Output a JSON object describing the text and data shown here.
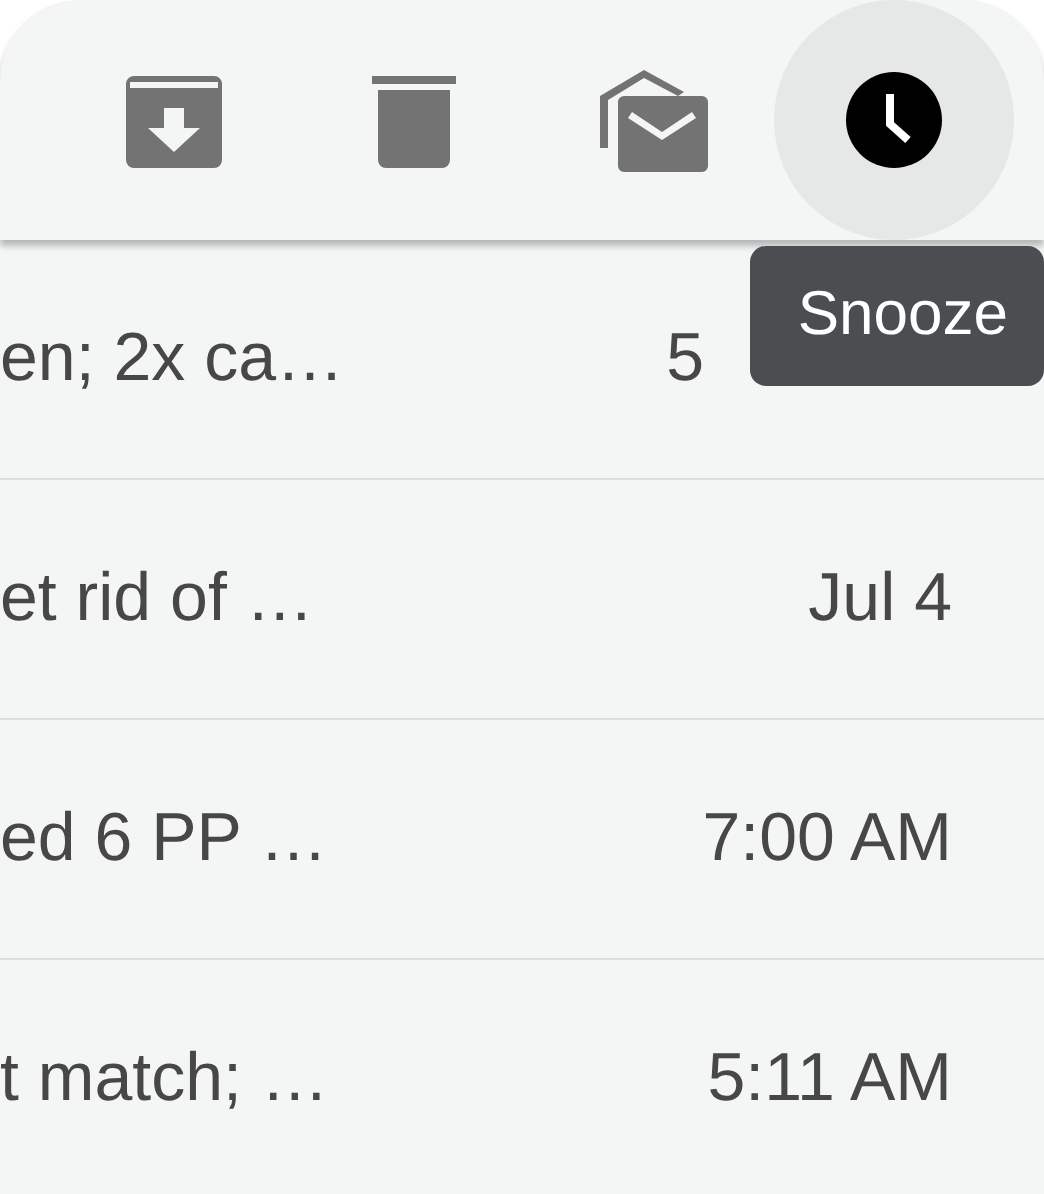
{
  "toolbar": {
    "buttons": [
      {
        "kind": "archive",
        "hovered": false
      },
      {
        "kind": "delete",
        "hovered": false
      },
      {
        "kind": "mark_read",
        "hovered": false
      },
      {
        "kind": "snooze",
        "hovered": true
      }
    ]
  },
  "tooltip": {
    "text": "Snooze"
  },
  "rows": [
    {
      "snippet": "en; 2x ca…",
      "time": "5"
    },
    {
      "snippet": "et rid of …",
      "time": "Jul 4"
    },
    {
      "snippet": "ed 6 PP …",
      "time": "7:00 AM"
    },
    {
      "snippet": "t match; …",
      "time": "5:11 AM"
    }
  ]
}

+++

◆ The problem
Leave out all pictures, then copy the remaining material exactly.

◆ Task result
Output a JSON object describing the text and data shown here.
{
  "toolbar": {
    "buttons": [
      {
        "kind": "archive",
        "hovered": false
      },
      {
        "kind": "delete",
        "hovered": false
      },
      {
        "kind": "mark_read",
        "hovered": false
      },
      {
        "kind": "snooze",
        "hovered": true
      }
    ]
  },
  "tooltip": {
    "text": "Snooze"
  },
  "rows": [
    {
      "snippet": "en; 2x ca…",
      "time": "5"
    },
    {
      "snippet": "et rid of …",
      "time": "Jul 4"
    },
    {
      "snippet": "ed 6 PP …",
      "time": "7:00 AM"
    },
    {
      "snippet": "t match; …",
      "time": "5:11 AM"
    }
  ]
}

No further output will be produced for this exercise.